In the TV Series Sex and the City, it is said that New York City is a place where models run wild on the street and you can actually see them.
In South Florida, Classic Cars run wild on the streets, and you can actually see them.
The other day when I rolled into the parking lot at Pompano Airpark, I saw this cherry beauty.
company left doing leasing or some such nonsense, but their cars are long gone. Their last year was 1966 when the last car rolled off the production line in Hamilton, Ontario, Canada. March 16, 1966.
The Avanti was never a common car, although someone near us in New Jersey had a gold one well after the company went away. 5800 roughly were built total.
You or I will probably never drive one, and maybe it should just be that way. To find one on the road these days is the automotive equivalent of the holy grail.
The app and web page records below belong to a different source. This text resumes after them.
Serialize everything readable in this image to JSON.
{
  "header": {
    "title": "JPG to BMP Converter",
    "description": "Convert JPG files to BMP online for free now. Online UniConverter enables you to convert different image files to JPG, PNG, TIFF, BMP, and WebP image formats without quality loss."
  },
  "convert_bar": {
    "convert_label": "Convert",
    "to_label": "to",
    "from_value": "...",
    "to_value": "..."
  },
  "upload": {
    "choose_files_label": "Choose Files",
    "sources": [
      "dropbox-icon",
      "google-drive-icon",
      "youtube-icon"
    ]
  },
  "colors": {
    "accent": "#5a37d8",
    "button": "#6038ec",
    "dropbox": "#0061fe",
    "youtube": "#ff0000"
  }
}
When I rolled my Jeep in next to it, I parked far enough off from the car so as not to spoil the shots. You just don’t see these things in the wild.
I was That Kid that every neighborhood has even to this day. I could recognize cars as a wee brat and tell you make and model with the high accuracy that only a child’s OCD could manage.
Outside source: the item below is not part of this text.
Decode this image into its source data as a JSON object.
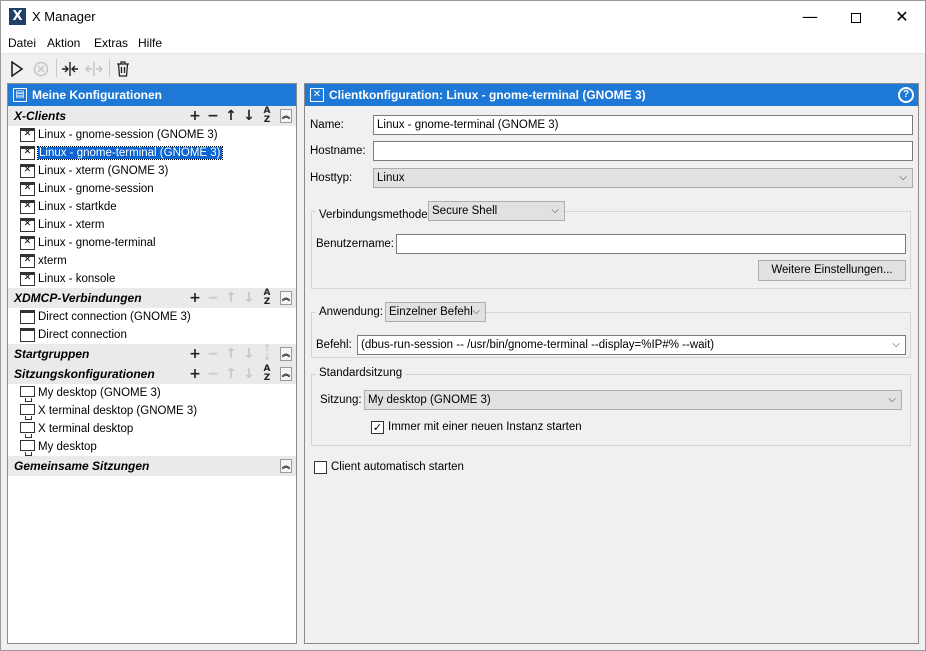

When we were older, my sister and I would be taken places by our cousins. They were the ones responsible
for igniting my own Motorhead spark. We’d stick our heads inside the cars and ooh and aah at the speedometers that crept well over the more pedestrian 120 MPH of Dad and Mom’s Buick. Muscle cars of that era had speedometers that were well over 150 MPH.
Meanwhile I have a Jeep Wrangler. It’s never been over 80 and I can’t say I’ve ever found the need to go faster than that. Aerodynamics of a brick but I’ll get there. You may not, but I will, even if I have to take him off road.
Squatting down in the parking lot I got these few pictures for friends who appreciate the art of automotive design like I do.
I know of someone who will be firing off an email to me any second demanding full sized copies of these, and I’ll just send him here.